If you have not had a chance to check out what the Mobile ISV's to Microsoft Dynamics CRM are doing then you definitely want to check them out. Don't depend on just press releases. Dig into their website and see the videos, feature lists and discussions. OR step it up and visit the teams at any of the numerous conferences going on this summer and fall. If you are in Washington D.C. this week: The Microsoft Worldwide Partner Conference is happening and according to the CRM Twitter, LinkedIn and Facebook buzz Microsoft Dynamics CRM is a big part of the event.


The slow and fast pace of technology change

Technology moves so fast! and as someone who has made technology part of their life for the last 28 years it is amazing to me to once again realize that my habits have shifted with the change in technology without me paying much attention.

I have been using Twitter and Facebook on a daily basis, but often forgetting to share via the blog. Sharing via the blog adds to the knowledge base and it also updates Twitter and Facebook. So why the change? A slow change in habit (BUT take a trip above the trees and what I was doing last year is significantly different than this year).

I have also been continuing to do trial runs with new applications. Foursquare, Hootsuite and Twitterific get regular attention and for weekend fun (when resting from the New England heat and garden work) a whole variety of iPad applications. (if you have an iPad check out UZU - mind blowing advancement in technology, but so simple)

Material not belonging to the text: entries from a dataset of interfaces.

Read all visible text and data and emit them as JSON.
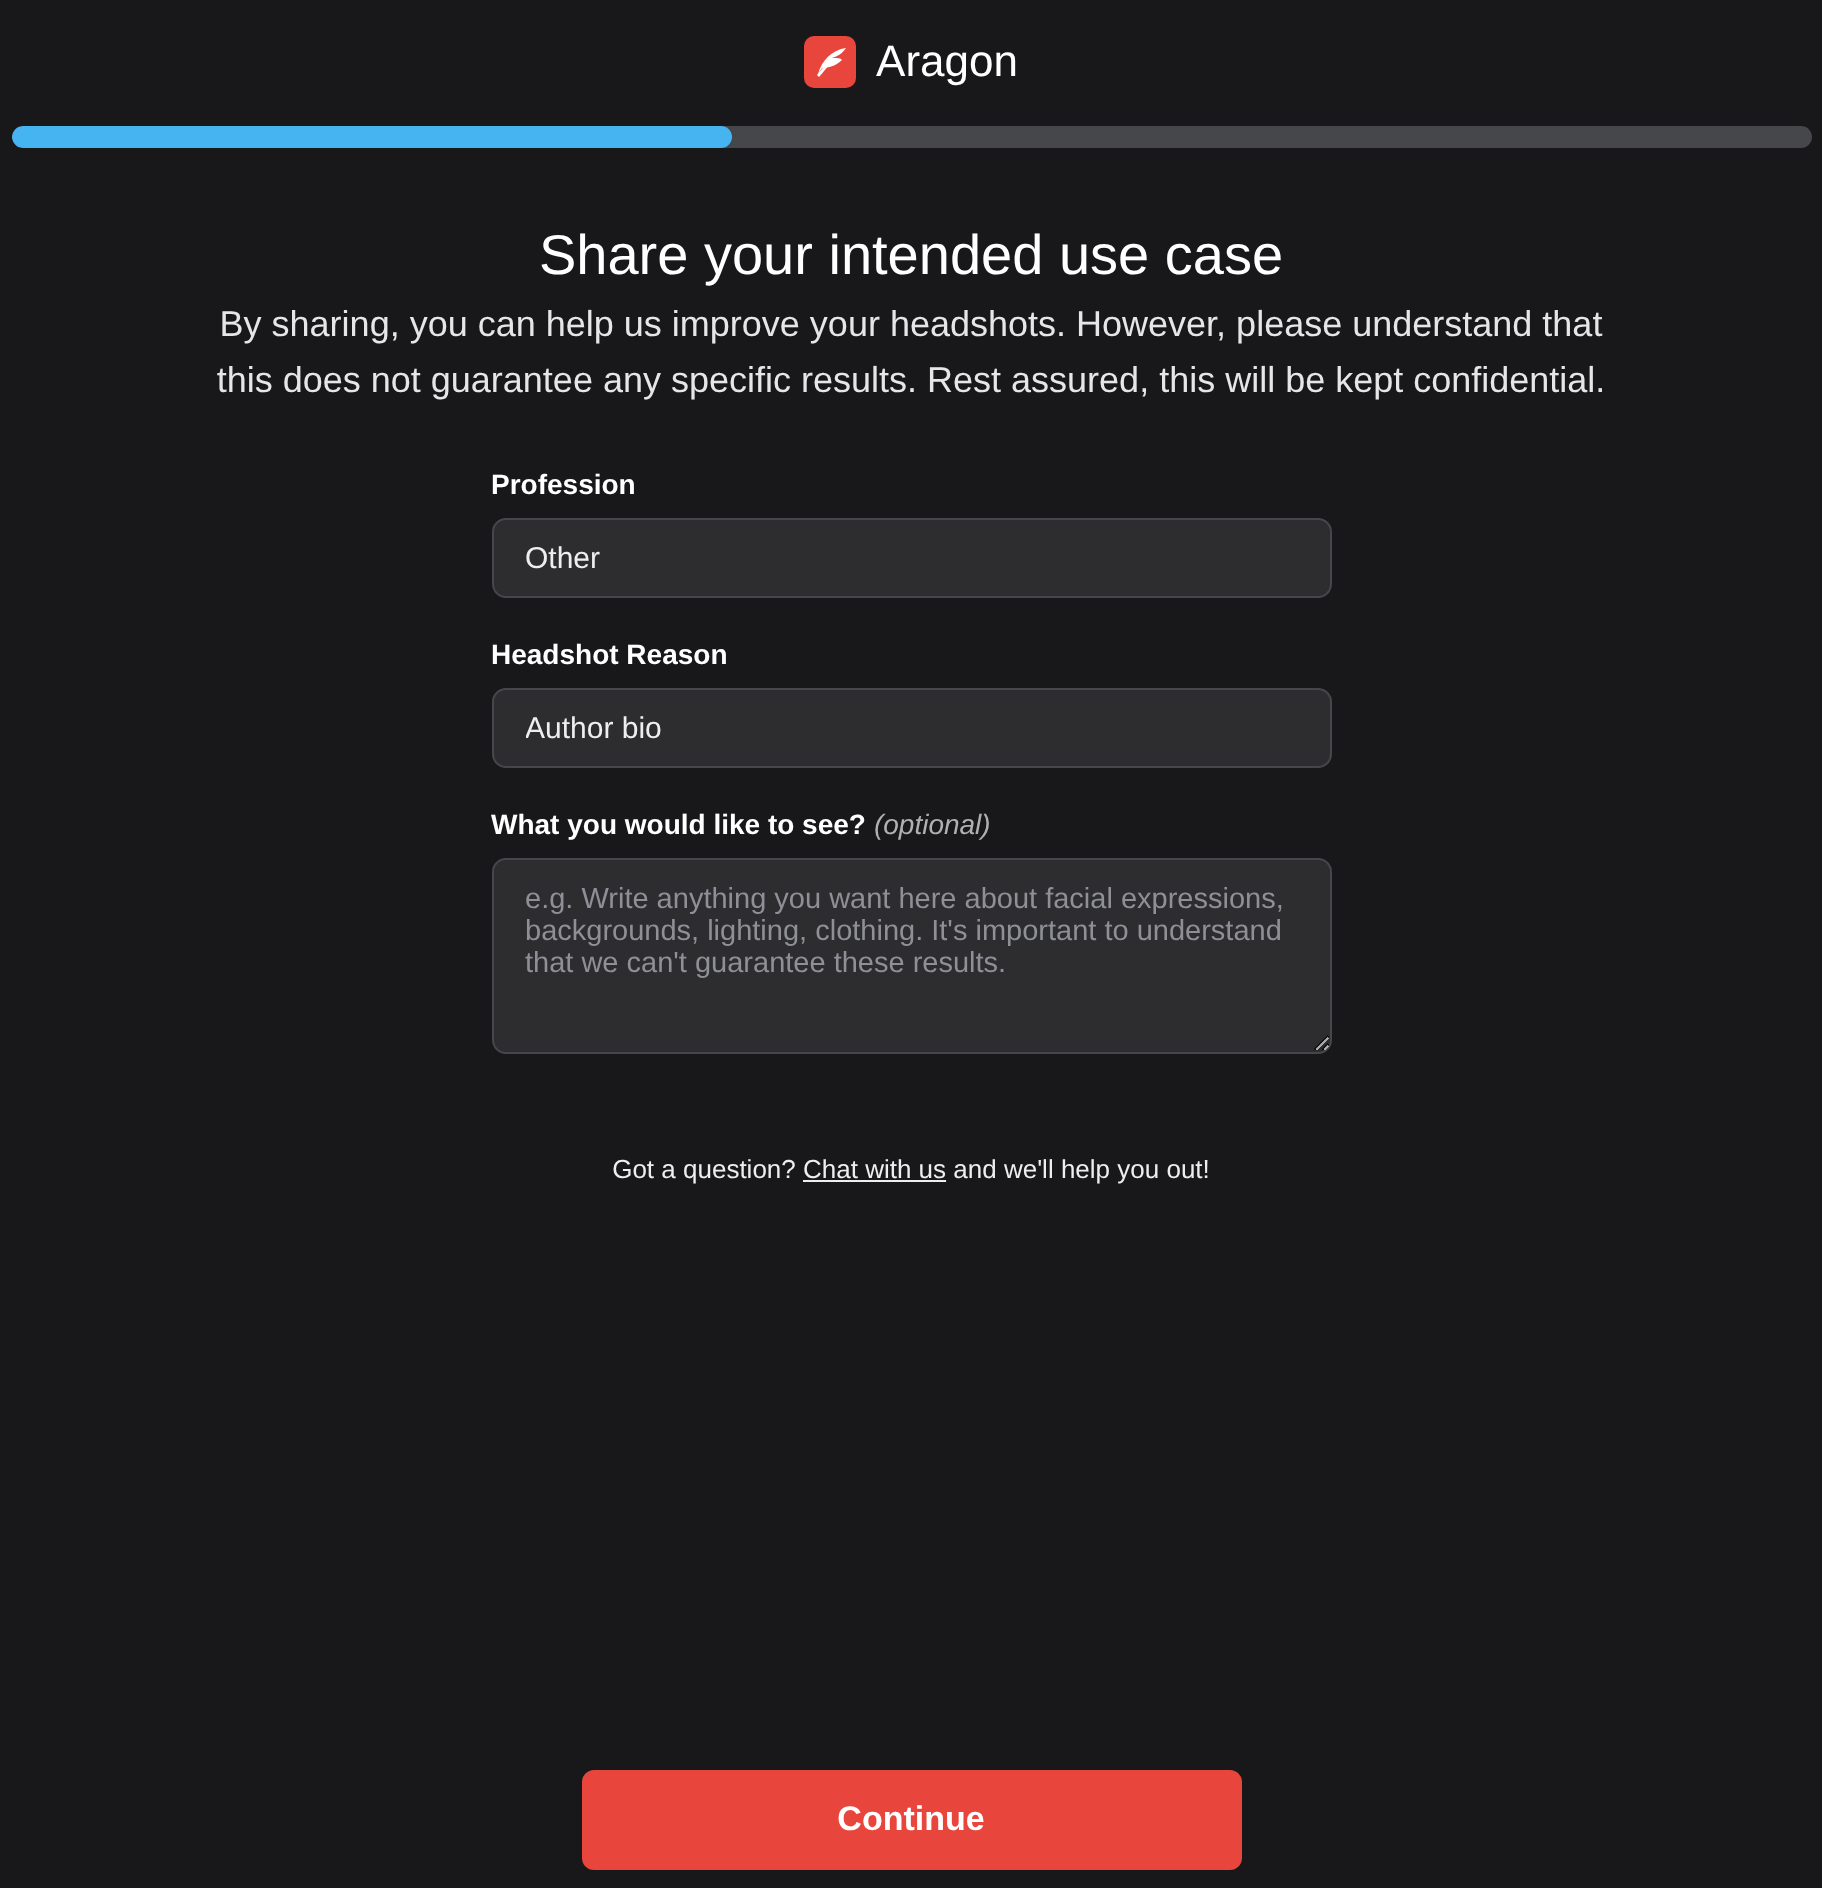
{
  "header": {
    "brand": "Aragon"
  },
  "progress": {
    "level": 0.4
  },
  "title": "Share your intended use case",
  "description": "By sharing, you can help us improve your headshots. However, please understand that this does not guarantee any specific results. Rest assured, this will be kept confidential.",
  "fields": [
    {
      "kind": "input",
      "label": "Profession",
      "value": "Other"
    },
    {
      "kind": "input",
      "label": "Headshot Reason",
      "value": "Author bio"
    },
    {
      "kind": "textarea",
      "label": "What you would like to see?",
      "note": "(optional)",
      "placeholder": "e.g. Write anything you want here about facial expressions, backgrounds, lighting, clothing. It's important to understand that we can't guarantee these results."
    }
  ],
  "help": {
    "before": "Got a question?",
    "link": "Chat with us",
    "after": "and we'll help you out!"
  },
  "buttons": [
    "Continue"
  ]
}
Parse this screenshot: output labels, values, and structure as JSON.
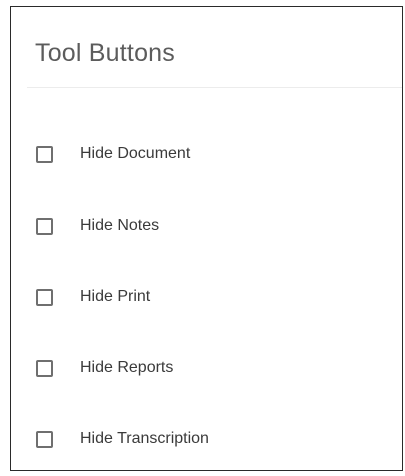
{
  "panel": {
    "title": "Tool Buttons"
  },
  "options": [
    {
      "label": "Hide Document",
      "checked": false
    },
    {
      "label": "Hide Notes",
      "checked": false
    },
    {
      "label": "Hide Print",
      "checked": false
    },
    {
      "label": "Hide Reports",
      "checked": false
    },
    {
      "label": "Hide Transcription",
      "checked": false
    }
  ]
}
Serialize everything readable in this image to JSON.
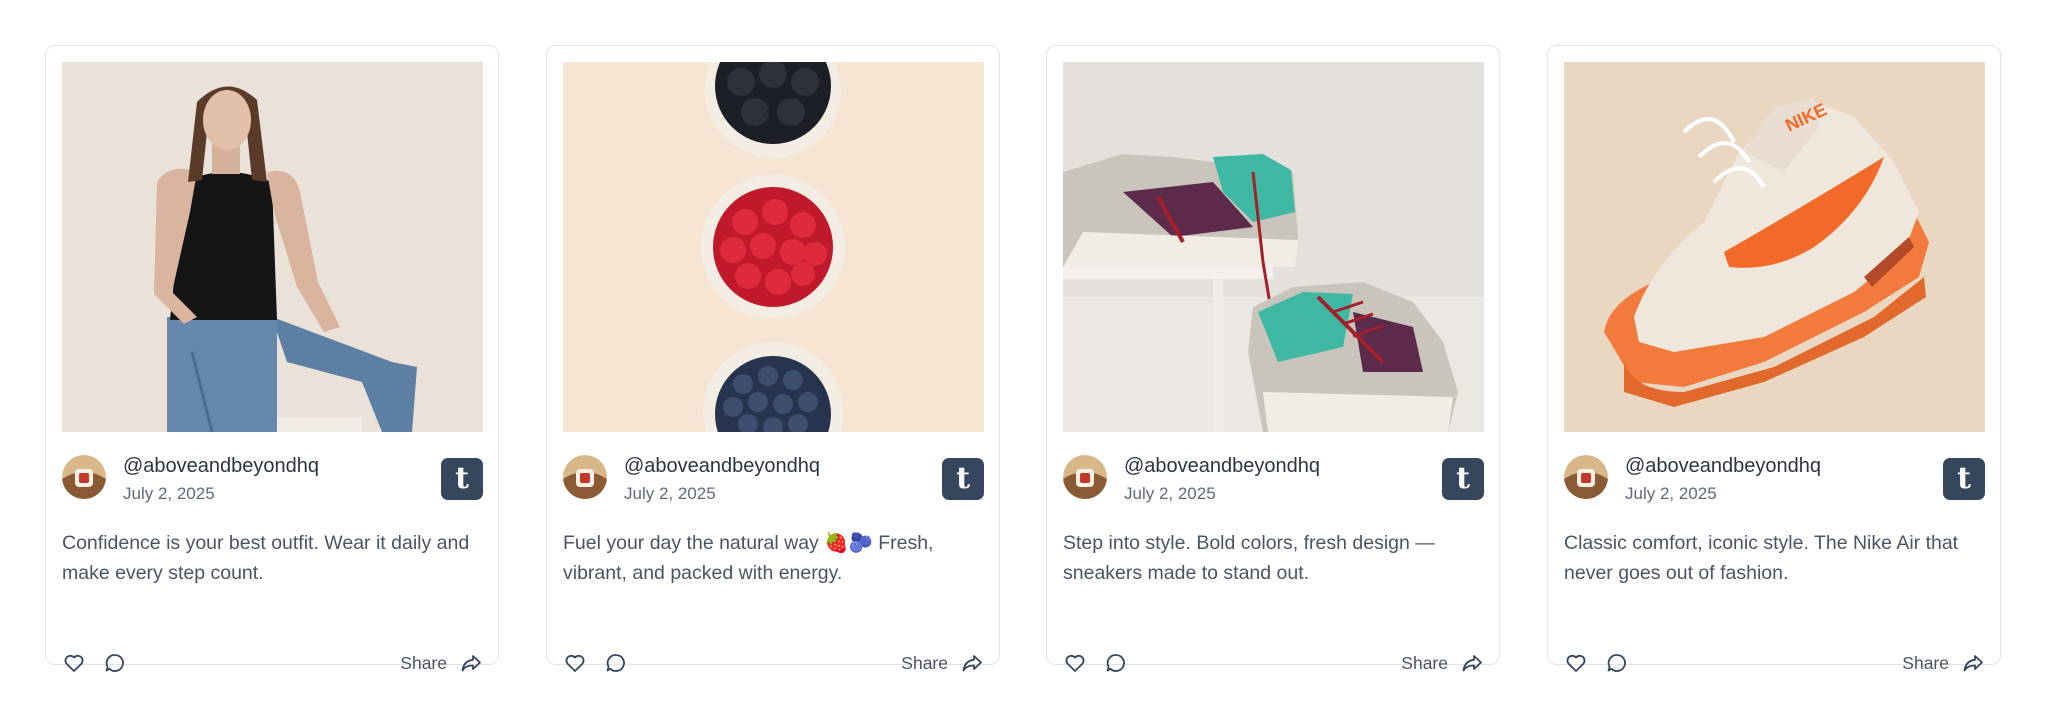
{
  "posts": [
    {
      "handle": "@aboveandbeyondhq",
      "date": "July 2, 2025",
      "caption": "Confidence is your best outfit. Wear it daily and make every step count.",
      "platform_glyph": "t",
      "share_label": "Share",
      "image": "woman in black tank top and jeans"
    },
    {
      "handle": "@aboveandbeyondhq",
      "date": "July 2, 2025",
      "caption": "Fuel your day the natural way 🍓🫐 Fresh, vibrant, and packed with energy.",
      "platform_glyph": "t",
      "share_label": "Share",
      "image": "bowls of blackberries, raspberries and blueberries"
    },
    {
      "handle": "@aboveandbeyondhq",
      "date": "July 2, 2025",
      "caption": "Step into style. Bold colors, fresh design — sneakers made to stand out.",
      "platform_glyph": "t",
      "share_label": "Share",
      "image": "two colorful sneakers on stand"
    },
    {
      "handle": "@aboveandbeyondhq",
      "date": "July 2, 2025",
      "caption": "Classic comfort, iconic style. The Nike Air that never goes out of fashion.",
      "platform_glyph": "t",
      "share_label": "Share",
      "image": "orange and cream Nike Air Max sneaker"
    }
  ],
  "colors": {
    "card_border": "#dfe3e8",
    "text_primary": "#2c3540",
    "text_secondary": "#5f6b78",
    "tumblr_badge": "#36465d"
  },
  "icons": {
    "like": "heart-icon",
    "comment": "comment-bubble-icon",
    "share": "share-arrow-icon",
    "platform": "tumblr-icon"
  }
}
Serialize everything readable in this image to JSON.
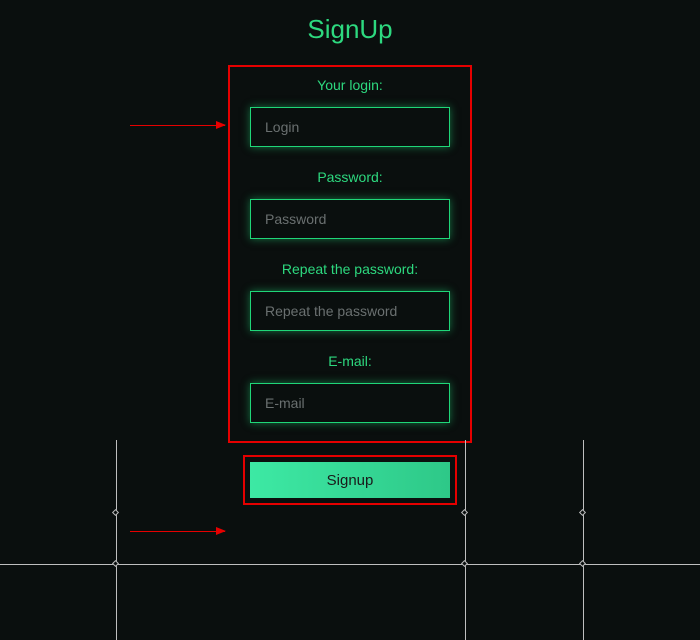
{
  "title": "SignUp",
  "form": {
    "login": {
      "label": "Your login:",
      "placeholder": "Login"
    },
    "password": {
      "label": "Password:",
      "placeholder": "Password"
    },
    "repeat_password": {
      "label": "Repeat the password:",
      "placeholder": "Repeat the password"
    },
    "email": {
      "label": "E-mail:",
      "placeholder": "E-mail"
    }
  },
  "signup_button": "Signup",
  "colors": {
    "accent_green": "#2dd97f",
    "input_border": "#1fd678",
    "annotation_red": "#e60000",
    "background": "#0a0f0e",
    "button_gradient_start": "#3de9a4",
    "button_gradient_end": "#2ec888"
  }
}
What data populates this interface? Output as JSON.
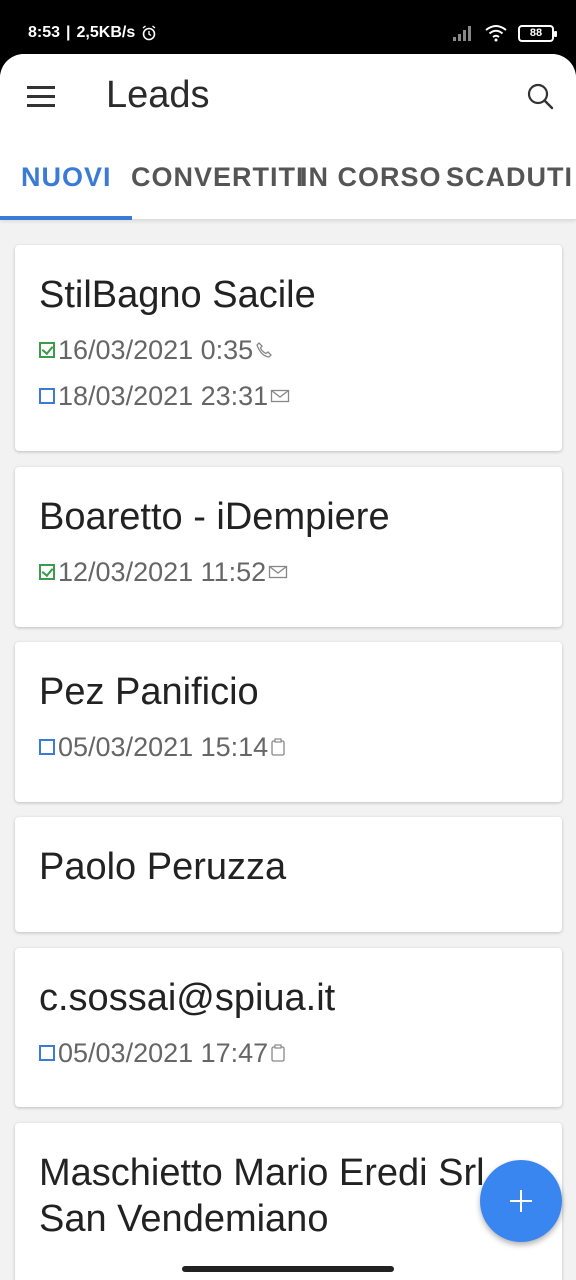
{
  "status": {
    "time": "8:53",
    "speed": "2,5KB/s",
    "battery": "88"
  },
  "appbar": {
    "title": "Leads"
  },
  "tabs": [
    {
      "label": "NUOVI",
      "active": true
    },
    {
      "label": "CONVERTITI",
      "active": false
    },
    {
      "label": "IN CORSO",
      "active": false
    },
    {
      "label": "SCADUTI",
      "active": false
    }
  ],
  "leads": [
    {
      "name": "StilBagno Sacile",
      "activities": [
        {
          "done": true,
          "datetime": "16/03/2021 0:35",
          "type": "phone-icon"
        },
        {
          "done": false,
          "datetime": "18/03/2021 23:31",
          "type": "mail-icon"
        }
      ]
    },
    {
      "name": "Boaretto - iDempiere",
      "activities": [
        {
          "done": true,
          "datetime": "12/03/2021 11:52",
          "type": "mail-icon"
        }
      ]
    },
    {
      "name": "Pez Panificio",
      "activities": [
        {
          "done": false,
          "datetime": "05/03/2021 15:14",
          "type": "task-icon"
        }
      ]
    },
    {
      "name": "Paolo Peruzza",
      "activities": []
    },
    {
      "name": "c.sossai@spiua.it",
      "activities": [
        {
          "done": false,
          "datetime": "05/03/2021 17:47",
          "type": "task-icon"
        }
      ]
    },
    {
      "name": "Maschietto Mario Eredi Srl - San Vendemiano",
      "activities": []
    }
  ],
  "colors": {
    "accent": "#3a7bd5",
    "fab": "#3a86f0",
    "done": "#3a9b4a"
  }
}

LinkedIn has added a ton of new features lately. They have been trying out incorporating SCRM tools and techniques and yet still they honor their culture and remain focused on business and business use. Group functionality has been expanded and a new feature to follow changes at specific companies has been added. These are two areas that are definitely worth checking out. The integration to Outlook is also nice as pictures get downloaded.

Plaxo is still around. This application has a "grey" area to it when it comes to helpful vs. irritating, but I have recently been working with their latest improvements. There are things that I like and things that are still well irritating. I am glad I have patient friends (thank you)

And a foundation to many, the partners are doing some amazing things with Microsoft Dynamics CRM. Next week is the Microsoft Worldwide Partner conference and already many of the ones I follow and appreciate are being honoroed. If you are in Washington D.C. next week or if you need a little adventure and escape you might want to fly in and go check it out. You can even look into an Exhibit room pass for the day only, a great way to get a flavor of some great things happening!